• [Task item]: The records that follow are to be given again exactly. Do not carry over any image.

===== Information =====

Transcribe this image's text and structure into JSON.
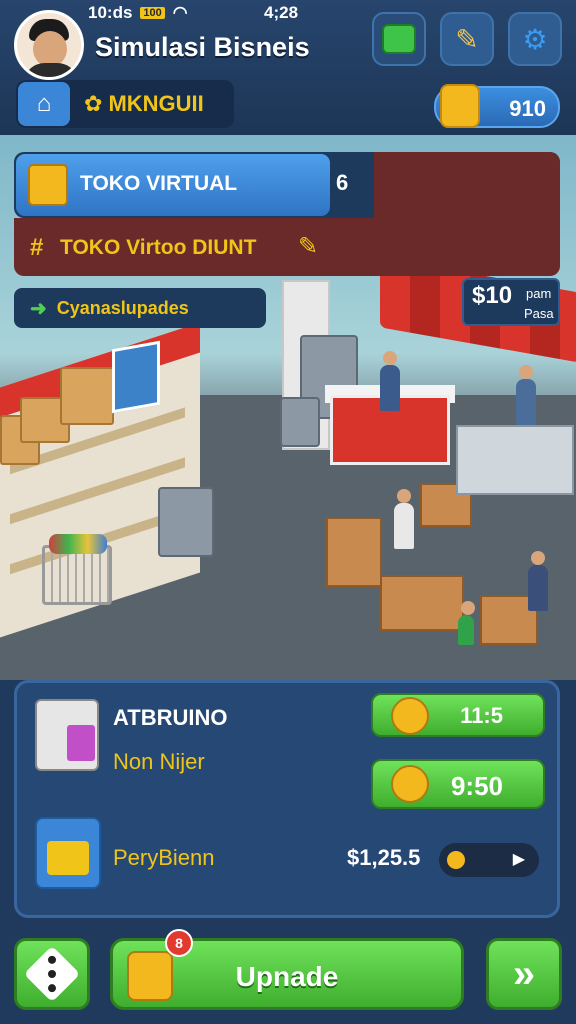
{
  "status_bar": {
    "left_time": "10:ds",
    "battery": "100",
    "right_time": "4;28"
  },
  "header": {
    "title": "Simulasi Bisneis",
    "menu_label": "MKNGUII",
    "coin_value": "910"
  },
  "scene": {
    "shop_tab_label": "TOKO VIRTUAL",
    "shop_tab_count": "6",
    "secondary_label": "TOKO Virtoo DIUNT",
    "secondary_icon": "#",
    "updates_label": "Cyanaslupades",
    "price_main": "$10",
    "price_sub1": "pam",
    "price_sub2": "Pasa"
  },
  "stats": {
    "title": "ATBRUINO",
    "subtitle": "Non Nijer",
    "pill1_value": "11:5",
    "pill2_value": "9:50",
    "row3_label": "PeryBienn",
    "money": "$1,25.5"
  },
  "bottom": {
    "upgrade_label": "Upnade",
    "badge": "8"
  },
  "colors": {
    "accent_green": "#3fae2e",
    "accent_yellow": "#f0c419",
    "panel_blue": "#254875"
  }
}
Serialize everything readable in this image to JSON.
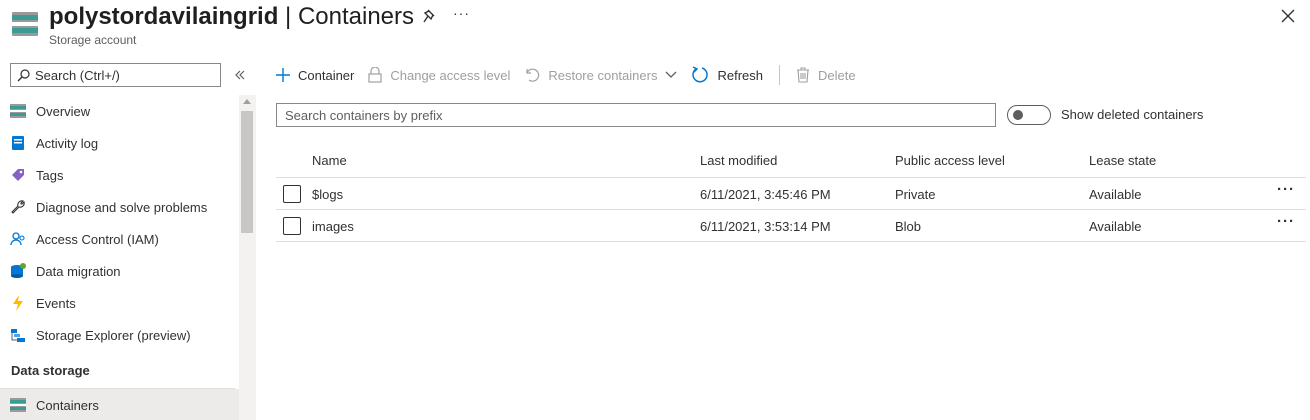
{
  "header": {
    "resource_name": "polystordavilaingrid",
    "separator": " | ",
    "blade_title": "Containers",
    "subtitle": "Storage account",
    "more_label": "···"
  },
  "sidebar": {
    "search_placeholder": "Search (Ctrl+/)",
    "items": [
      {
        "label": "Overview",
        "icon": "storage-overview-icon"
      },
      {
        "label": "Activity log",
        "icon": "activity-log-icon"
      },
      {
        "label": "Tags",
        "icon": "tag-icon"
      },
      {
        "label": "Diagnose and solve problems",
        "icon": "wrench-icon"
      },
      {
        "label": "Access Control (IAM)",
        "icon": "people-icon"
      },
      {
        "label": "Data migration",
        "icon": "data-migration-icon"
      },
      {
        "label": "Events",
        "icon": "lightning-icon"
      },
      {
        "label": "Storage Explorer (preview)",
        "icon": "storage-explorer-icon"
      }
    ],
    "section_data_storage": "Data storage",
    "active_item": {
      "label": "Containers",
      "icon": "containers-icon"
    }
  },
  "toolbar": {
    "container_label": "Container",
    "change_access_label": "Change access level",
    "restore_label": "Restore containers",
    "refresh_label": "Refresh",
    "delete_label": "Delete"
  },
  "filter": {
    "search_placeholder": "Search containers by prefix",
    "show_deleted_label": "Show deleted containers",
    "show_deleted_on": false
  },
  "table": {
    "columns": {
      "name": "Name",
      "last_modified": "Last modified",
      "public_access": "Public access level",
      "lease_state": "Lease state"
    },
    "rows": [
      {
        "name": "$logs",
        "last_modified": "6/11/2021, 3:45:46 PM",
        "public_access": "Private",
        "lease_state": "Available",
        "more": "···"
      },
      {
        "name": "images",
        "last_modified": "6/11/2021, 3:53:14 PM",
        "public_access": "Blob",
        "lease_state": "Available",
        "more": "···"
      }
    ]
  },
  "colors": {
    "accent": "#0078d4",
    "storage_teal": "#3c9b92",
    "disabled_text": "#a19f9d",
    "text": "#323130"
  }
}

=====

• [Expected output]:
Transcribe this image's text and structure into JSON.
{
  "status_bar": {
    "left_time": "10:ds",
    "battery": "100",
    "right_time": "4;28"
  },
  "header": {
    "title": "Simulasi Bisneis",
    "menu_label": "MKNGUII",
    "coin_value": "910"
  },
  "scene": {
    "shop_tab_label": "TOKO VIRTUAL",
    "shop_tab_count": "6",
    "secondary_label": "TOKO Virtoo DIUNT",
    "secondary_icon": "#",
    "updates_label": "Cyanaslupades",
    "price_main": "$10",
    "price_sub1": "pam",
    "price_sub2": "Pasa"
  },
  "stats": {
    "title": "ATBRUINO",
    "subtitle": "Non Nijer",
    "pill1_value": "11:5",
    "pill2_value": "9:50",
    "row3_label": "PeryBienn",
    "money": "$1,25.5"
  },
  "bottom": {
    "upgrade_label": "Upnade",
    "badge": "8"
  },
  "colors": {
    "accent_green": "#3fae2e",
    "accent_yellow": "#f0c419",
    "panel_blue": "#254875"
  }
}
Serialize everything readable in this image to JSON.
{
  "header": {
    "resource_name": "polystordavilaingrid",
    "separator": " | ",
    "blade_title": "Containers",
    "subtitle": "Storage account",
    "more_label": "···"
  },
  "sidebar": {
    "search_placeholder": "Search (Ctrl+/)",
    "items": [
      {
        "label": "Overview",
        "icon": "storage-overview-icon"
      },
      {
        "label": "Activity log",
        "icon": "activity-log-icon"
      },
      {
        "label": "Tags",
        "icon": "tag-icon"
      },
      {
        "label": "Diagnose and solve problems",
        "icon": "wrench-icon"
      },
      {
        "label": "Access Control (IAM)",
        "icon": "people-icon"
      },
      {
        "label": "Data migration",
        "icon": "data-migration-icon"
      },
      {
        "label": "Events",
        "icon": "lightning-icon"
      },
      {
        "label": "Storage Explorer (preview)",
        "icon": "storage-explorer-icon"
      }
    ],
    "section_data_storage": "Data storage",
    "active_item": {
      "label": "Containers",
      "icon": "containers-icon"
    }
  },
  "toolbar": {
    "container_label": "Container",
    "change_access_label": "Change access level",
    "restore_label": "Restore containers",
    "refresh_label": "Refresh",
    "delete_label": "Delete"
  },
  "filter": {
    "search_placeholder": "Search containers by prefix",
    "show_deleted_label": "Show deleted containers",
    "show_deleted_on": false
  },
  "table": {
    "columns": {
      "name": "Name",
      "last_modified": "Last modified",
      "public_access": "Public access level",
      "lease_state": "Lease state"
    },
    "rows": [
      {
        "name": "$logs",
        "last_modified": "6/11/2021, 3:45:46 PM",
        "public_access": "Private",
        "lease_state": "Available",
        "more": "···"
      },
      {
        "name": "images",
        "last_modified": "6/11/2021, 3:53:14 PM",
        "public_access": "Blob",
        "lease_state": "Available",
        "more": "···"
      }
    ]
  },
  "colors": {
    "accent": "#0078d4",
    "storage_teal": "#3c9b92",
    "disabled_text": "#a19f9d",
    "text": "#323130"
  }
}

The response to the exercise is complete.